Repeat the records exactly. Leave out the pictures.

Extracted data entries:
───
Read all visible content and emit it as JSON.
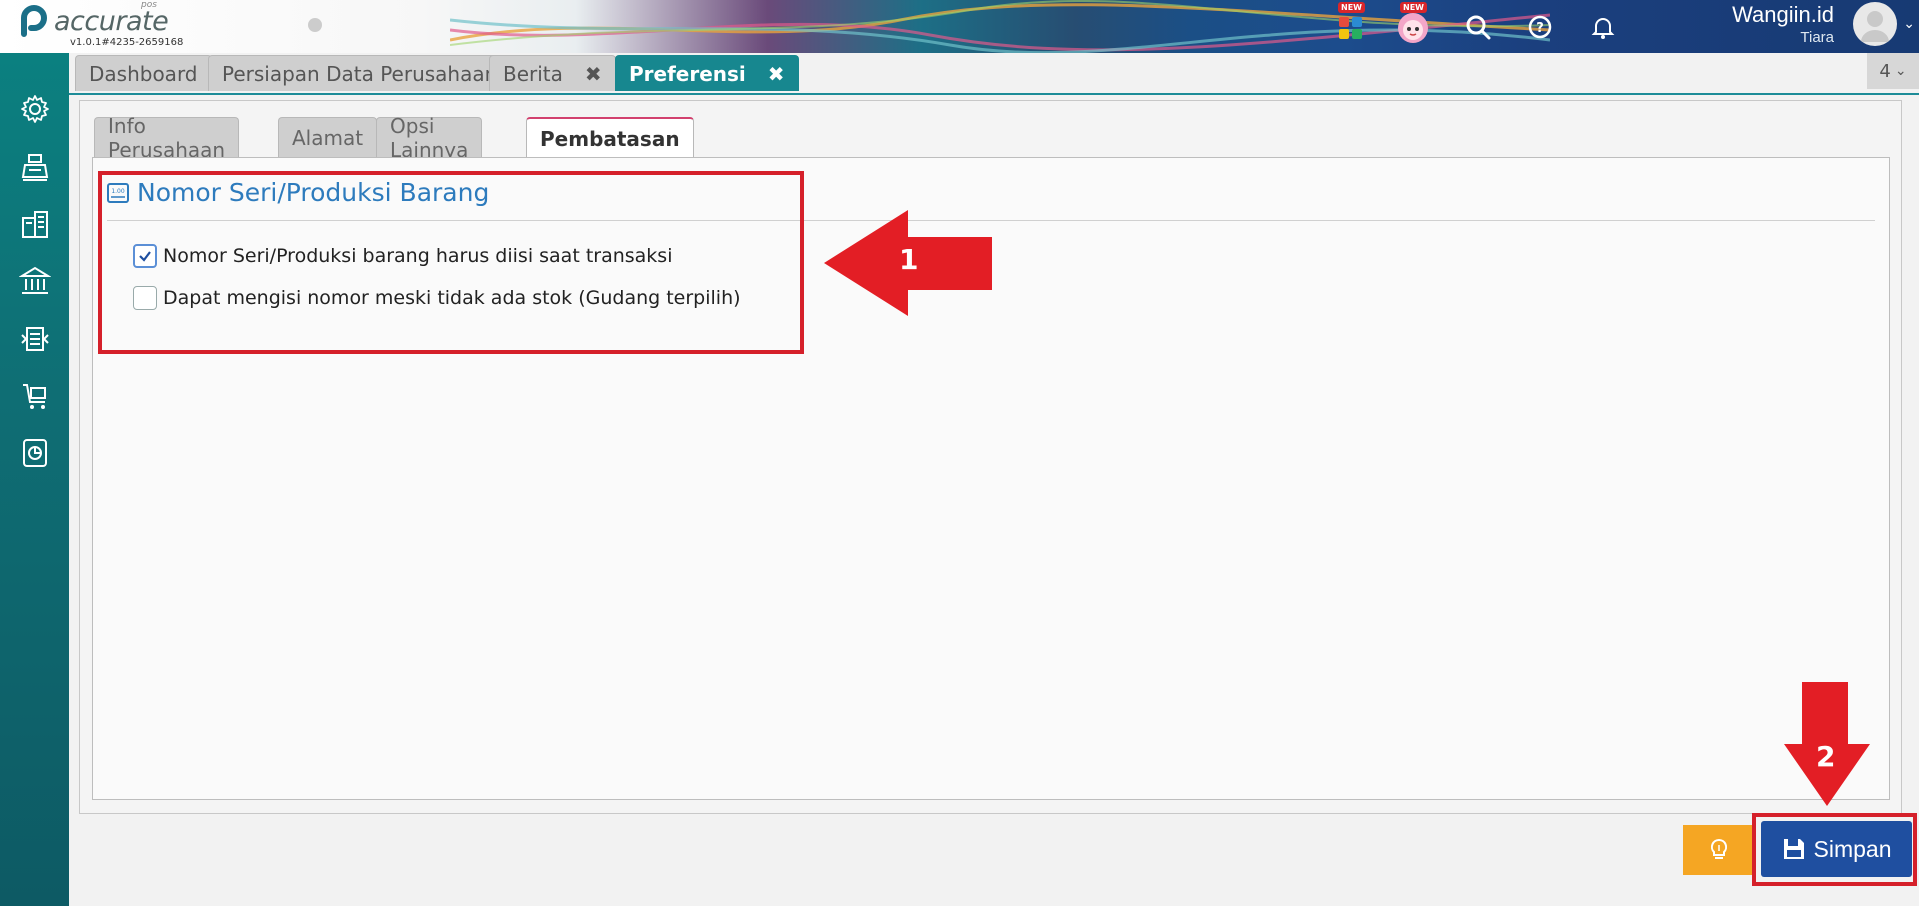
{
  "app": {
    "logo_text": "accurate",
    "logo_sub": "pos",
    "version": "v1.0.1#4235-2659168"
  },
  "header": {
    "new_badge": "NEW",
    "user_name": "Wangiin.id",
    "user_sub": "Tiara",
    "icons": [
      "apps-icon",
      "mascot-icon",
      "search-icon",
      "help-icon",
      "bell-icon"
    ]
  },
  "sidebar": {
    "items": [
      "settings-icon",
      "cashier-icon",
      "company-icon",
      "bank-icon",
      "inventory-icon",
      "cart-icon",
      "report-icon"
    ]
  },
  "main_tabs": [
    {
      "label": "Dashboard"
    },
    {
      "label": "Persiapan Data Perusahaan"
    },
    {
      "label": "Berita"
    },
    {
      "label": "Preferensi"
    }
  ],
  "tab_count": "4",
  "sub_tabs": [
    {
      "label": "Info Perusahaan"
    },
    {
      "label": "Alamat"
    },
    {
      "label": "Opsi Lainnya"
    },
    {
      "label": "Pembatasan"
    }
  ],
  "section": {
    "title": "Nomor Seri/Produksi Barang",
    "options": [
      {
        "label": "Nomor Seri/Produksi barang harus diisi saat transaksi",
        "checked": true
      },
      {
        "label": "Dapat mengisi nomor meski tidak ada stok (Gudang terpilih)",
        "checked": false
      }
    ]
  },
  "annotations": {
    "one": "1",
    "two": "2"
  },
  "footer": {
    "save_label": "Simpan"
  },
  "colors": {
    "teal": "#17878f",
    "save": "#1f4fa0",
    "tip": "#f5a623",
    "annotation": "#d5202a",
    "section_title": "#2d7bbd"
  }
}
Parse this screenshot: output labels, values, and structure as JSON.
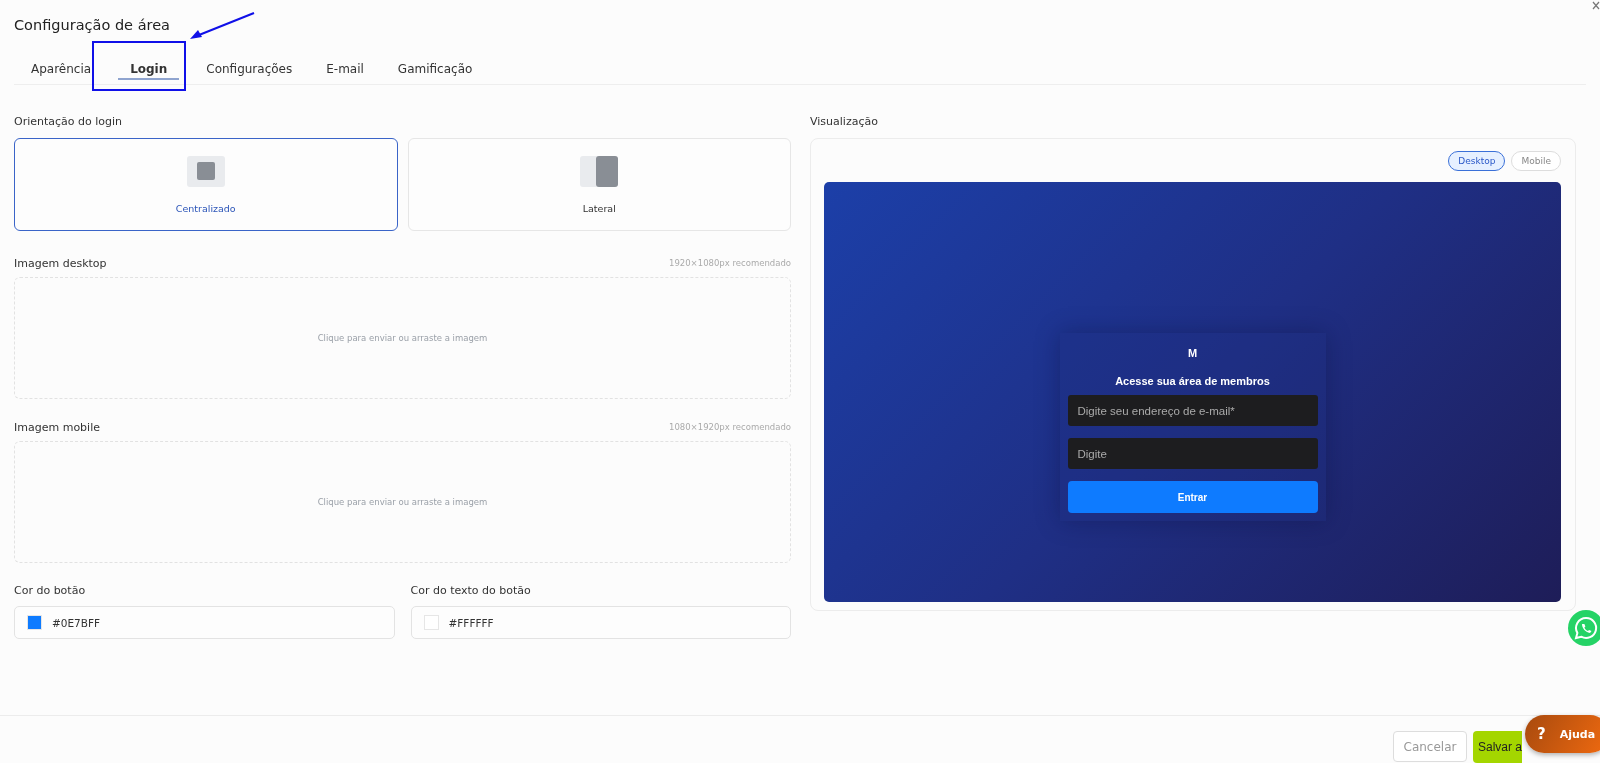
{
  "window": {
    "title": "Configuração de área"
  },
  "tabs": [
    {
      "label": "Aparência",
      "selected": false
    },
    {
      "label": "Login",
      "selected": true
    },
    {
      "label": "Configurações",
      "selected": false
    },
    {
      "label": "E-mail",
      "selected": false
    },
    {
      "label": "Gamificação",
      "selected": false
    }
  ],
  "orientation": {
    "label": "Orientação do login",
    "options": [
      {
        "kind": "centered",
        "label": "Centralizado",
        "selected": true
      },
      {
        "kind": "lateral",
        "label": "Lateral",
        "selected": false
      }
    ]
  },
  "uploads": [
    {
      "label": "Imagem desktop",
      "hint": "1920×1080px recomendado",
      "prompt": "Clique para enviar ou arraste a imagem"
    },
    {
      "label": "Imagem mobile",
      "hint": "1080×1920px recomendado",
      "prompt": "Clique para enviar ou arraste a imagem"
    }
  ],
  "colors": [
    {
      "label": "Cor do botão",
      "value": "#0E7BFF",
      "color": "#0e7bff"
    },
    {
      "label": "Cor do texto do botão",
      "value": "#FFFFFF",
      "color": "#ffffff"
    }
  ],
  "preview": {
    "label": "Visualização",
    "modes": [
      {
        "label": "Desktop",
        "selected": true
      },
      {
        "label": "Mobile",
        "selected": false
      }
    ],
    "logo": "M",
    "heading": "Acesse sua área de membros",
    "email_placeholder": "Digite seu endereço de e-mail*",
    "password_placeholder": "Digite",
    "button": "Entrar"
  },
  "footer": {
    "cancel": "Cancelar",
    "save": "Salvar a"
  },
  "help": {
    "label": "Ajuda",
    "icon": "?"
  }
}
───
Finished task:
Read all visible content and emit it as JSON.
{
  "app": {
    "logo_text": "accurate",
    "logo_sub": "pos",
    "version": "v1.0.1#4235-2659168"
  },
  "header": {
    "new_badge": "NEW",
    "user_name": "Wangiin.id",
    "user_sub": "Tiara",
    "icons": [
      "apps-icon",
      "mascot-icon",
      "search-icon",
      "help-icon",
      "bell-icon"
    ]
  },
  "sidebar": {
    "items": [
      "settings-icon",
      "cashier-icon",
      "company-icon",
      "bank-icon",
      "inventory-icon",
      "cart-icon",
      "report-icon"
    ]
  },
  "main_tabs": [
    {
      "label": "Dashboard"
    },
    {
      "label": "Persiapan Data Perusahaan"
    },
    {
      "label": "Berita"
    },
    {
      "label": "Preferensi"
    }
  ],
  "tab_count": "4",
  "sub_tabs": [
    {
      "label": "Info Perusahaan"
    },
    {
      "label": "Alamat"
    },
    {
      "label": "Opsi Lainnya"
    },
    {
      "label": "Pembatasan"
    }
  ],
  "section": {
    "title": "Nomor Seri/Produksi Barang",
    "options": [
      {
        "label": "Nomor Seri/Produksi barang harus diisi saat transaksi",
        "checked": true
      },
      {
        "label": "Dapat mengisi nomor meski tidak ada stok (Gudang terpilih)",
        "checked": false
      }
    ]
  },
  "annotations": {
    "one": "1",
    "two": "2"
  },
  "footer": {
    "save_label": "Simpan"
  },
  "colors": {
    "teal": "#17878f",
    "save": "#1f4fa0",
    "tip": "#f5a623",
    "annotation": "#d5202a",
    "section_title": "#2d7bbd"
  }
}
Parse this screenshot: output labels, values, and structure as JSON.
{
  "window": {
    "title": "Configuração de área"
  },
  "tabs": [
    {
      "label": "Aparência",
      "selected": false
    },
    {
      "label": "Login",
      "selected": true
    },
    {
      "label": "Configurações",
      "selected": false
    },
    {
      "label": "E-mail",
      "selected": false
    },
    {
      "label": "Gamificação",
      "selected": false
    }
  ],
  "orientation": {
    "label": "Orientação do login",
    "options": [
      {
        "kind": "centered",
        "label": "Centralizado",
        "selected": true
      },
      {
        "kind": "lateral",
        "label": "Lateral",
        "selected": false
      }
    ]
  },
  "uploads": [
    {
      "label": "Imagem desktop",
      "hint": "1920×1080px recomendado",
      "prompt": "Clique para enviar ou arraste a imagem"
    },
    {
      "label": "Imagem mobile",
      "hint": "1080×1920px recomendado",
      "prompt": "Clique para enviar ou arraste a imagem"
    }
  ],
  "colors": [
    {
      "label": "Cor do botão",
      "value": "#0E7BFF",
      "color": "#0e7bff"
    },
    {
      "label": "Cor do texto do botão",
      "value": "#FFFFFF",
      "color": "#ffffff"
    }
  ],
  "preview": {
    "label": "Visualização",
    "modes": [
      {
        "label": "Desktop",
        "selected": true
      },
      {
        "label": "Mobile",
        "selected": false
      }
    ],
    "logo": "M",
    "heading": "Acesse sua área de membros",
    "email_placeholder": "Digite seu endereço de e-mail*",
    "password_placeholder": "Digite",
    "button": "Entrar"
  },
  "footer": {
    "cancel": "Cancelar",
    "save": "Salvar a"
  },
  "help": {
    "label": "Ajuda",
    "icon": "?"
  }
}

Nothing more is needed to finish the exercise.